Native leader Gail Evanoff told me, that was the plan from Day One. “They set it up for us to fail. They put it in a form they could take away.”
In 1973, the United State Senate authorized the Trans-Alaska Pipeline by a single vote.
To get that controversial law passed, R.O. Andersen, Chairman of ARCO Petroleum, now a part of British Petroleum, testified under oath that North Slope Alaska resources would be shipped exclusively to the US market, not Japan.
He and Governor Hickel also swore the oil pipe would not be followed by a gas pipeline on the same route.
Yet today, Yukon Pacific Corporation has begun work on that gas pipeline designed to ship liquefied fuel to Japan.
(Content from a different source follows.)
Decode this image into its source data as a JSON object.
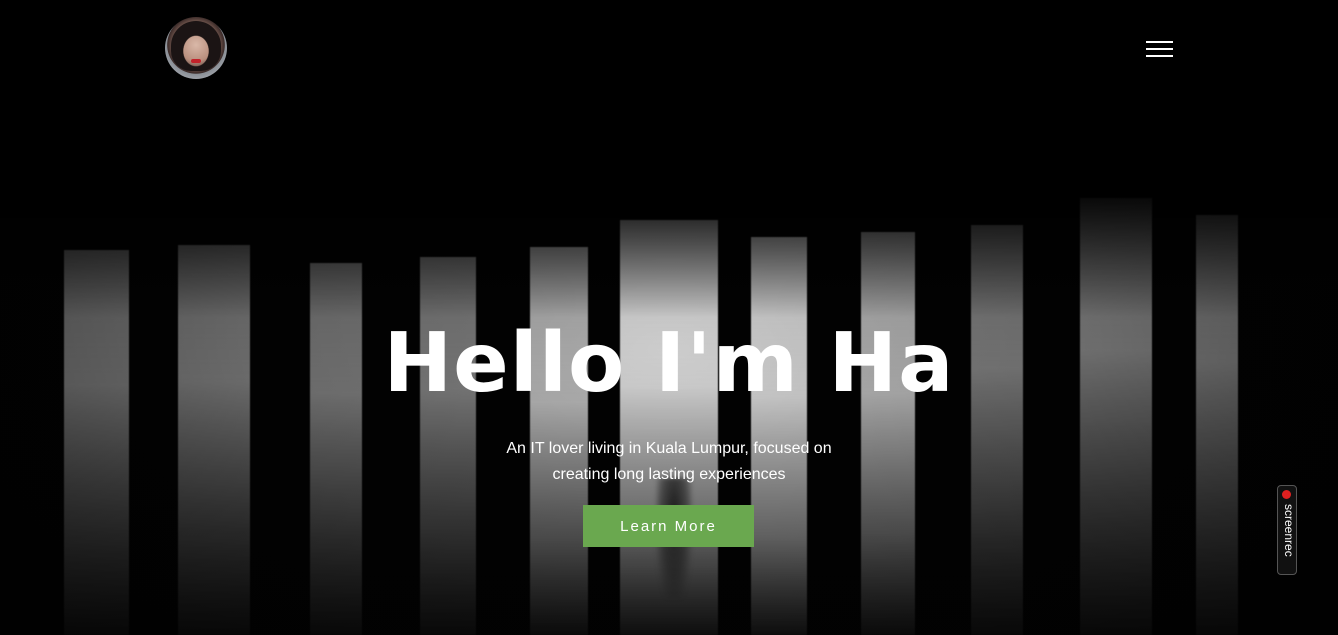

For Sarah Palin, whose rise to Governor was engineered by Hickel, this was her greatest accomplishment in office: requiring the major oil companies to participate in Yukon Pacific’s gas pipe project.
Yukon Pacific’s founding investors were R.O. Andersen …and Walter Hickel.
On Saturday, Governor Walter Hickel passed away. He was 90.
Greg Palast investigated the Exxon Valdez grounding for the Natives’ Chugach Alaska Corporation. Palast is author of the New York Times bestsellers, The Best Democracy Money Can Buy and Armed Madhouse.
The not-for-profit Palast Investigative Fund is seeking your support for the Palast team’s travel to Alaska as part of our investigation of British Petroleum. For your tax-deductible donation, the author would be pleased to sign and send you a gift book or DVD.